George Dureau, Flesh and Guns, 1996 photographic print, 18x18 inches
George Dureau, Flesh and Guns, 1996
photographic print, 18×18 inches

 

biography

(New Orleans, LA, b. 1930 ::: d. 2014)

George Dureau was an American artist whose forty-year career was most notable for charcoal sketches and black and white photography of poor white and black athletes, dwarfs, and amputees. Many critics have called his work homoerotic. Although lesser known than Robert Mapplethorpe, Mapplethorpe is said to have been inspired by Dureau’s amputee and dwarf photographs, which showed the figures as “exposed and vulnerable, playful and needy, complex and entirely human individuals.”  His 1999 New Orleans Jazz Festival painting depicting Professor Longhair is widely regarded as the most impressive of all the Jazz Fest posters.

Many of his pieces are held at the Ogden Museum of Southern Art. Several of his works are displayed publicly throughout New Orleans, most notably, the pediment sculpture for Harrah’s Casino and his cast-bronze sculptures stand sentinel at the entrance gates of New Orleans City Park.

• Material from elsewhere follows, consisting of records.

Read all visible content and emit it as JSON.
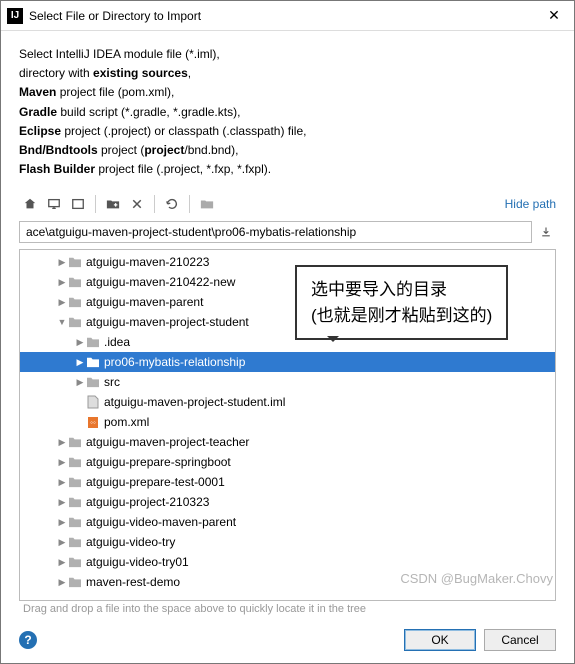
{
  "titlebar": {
    "title": "Select File or Directory to Import"
  },
  "instructions": {
    "l1a": "Select IntelliJ IDEA module file (*.iml),",
    "l2a": "directory with ",
    "l2b": "existing sources",
    "l2c": ",",
    "l3a": "Maven",
    "l3b": " project file (pom.xml),",
    "l4a": "Gradle",
    "l4b": " build script (*.gradle, *.gradle.kts),",
    "l5a": "Eclipse",
    "l5b": " project (.project) or classpath (.classpath) file,",
    "l6a": "Bnd/Bndtools",
    "l6b": " project (",
    "l6c": "project",
    "l6d": "/bnd.bnd),",
    "l7a": "Flash Builder",
    "l7b": " project file (.project, *.fxp, *.fxpl)."
  },
  "toolbar": {
    "hide_path": "Hide path"
  },
  "path": {
    "value": "ace\\atguigu-maven-project-student\\pro06-mybatis-relationship"
  },
  "tree": [
    {
      "indent": 2,
      "arrow": ">",
      "type": "folder",
      "label": "atguigu-maven-210223"
    },
    {
      "indent": 2,
      "arrow": ">",
      "type": "folder",
      "label": "atguigu-maven-210422-new"
    },
    {
      "indent": 2,
      "arrow": ">",
      "type": "folder",
      "label": "atguigu-maven-parent"
    },
    {
      "indent": 2,
      "arrow": "v",
      "type": "folder",
      "label": "atguigu-maven-project-student"
    },
    {
      "indent": 3,
      "arrow": ">",
      "type": "folder",
      "label": ".idea"
    },
    {
      "indent": 3,
      "arrow": ">",
      "type": "folder-sel",
      "label": "pro06-mybatis-relationship",
      "selected": true
    },
    {
      "indent": 3,
      "arrow": ">",
      "type": "folder",
      "label": "src"
    },
    {
      "indent": 3,
      "arrow": "",
      "type": "iml",
      "label": "atguigu-maven-project-student.iml"
    },
    {
      "indent": 3,
      "arrow": "",
      "type": "xml",
      "label": "pom.xml"
    },
    {
      "indent": 2,
      "arrow": ">",
      "type": "folder",
      "label": "atguigu-maven-project-teacher"
    },
    {
      "indent": 2,
      "arrow": ">",
      "type": "folder",
      "label": "atguigu-prepare-springboot"
    },
    {
      "indent": 2,
      "arrow": ">",
      "type": "folder",
      "label": "atguigu-prepare-test-0001"
    },
    {
      "indent": 2,
      "arrow": ">",
      "type": "folder",
      "label": "atguigu-project-210323"
    },
    {
      "indent": 2,
      "arrow": ">",
      "type": "folder",
      "label": "atguigu-video-maven-parent"
    },
    {
      "indent": 2,
      "arrow": ">",
      "type": "folder",
      "label": "atguigu-video-try"
    },
    {
      "indent": 2,
      "arrow": ">",
      "type": "folder",
      "label": "atguigu-video-try01"
    },
    {
      "indent": 2,
      "arrow": ">",
      "type": "folder",
      "label": "maven-rest-demo"
    }
  ],
  "hint": "Drag and drop a file into the space above to quickly locate it in the tree",
  "buttons": {
    "ok": "OK",
    "cancel": "Cancel"
  },
  "annotation": {
    "l1": "选中要导入的目录",
    "l2": "(也就是刚才粘贴到这的)"
  },
  "watermark": "CSDN @BugMaker.Chovy"
}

His depiction of a Mardi Gras parade dominates one wall in Gallier Hall. One of his more popular set of works, “Black 1973-1986,” a series of black and white photographs concentrating on young black men, toured throughout the U.S. to rave reviews.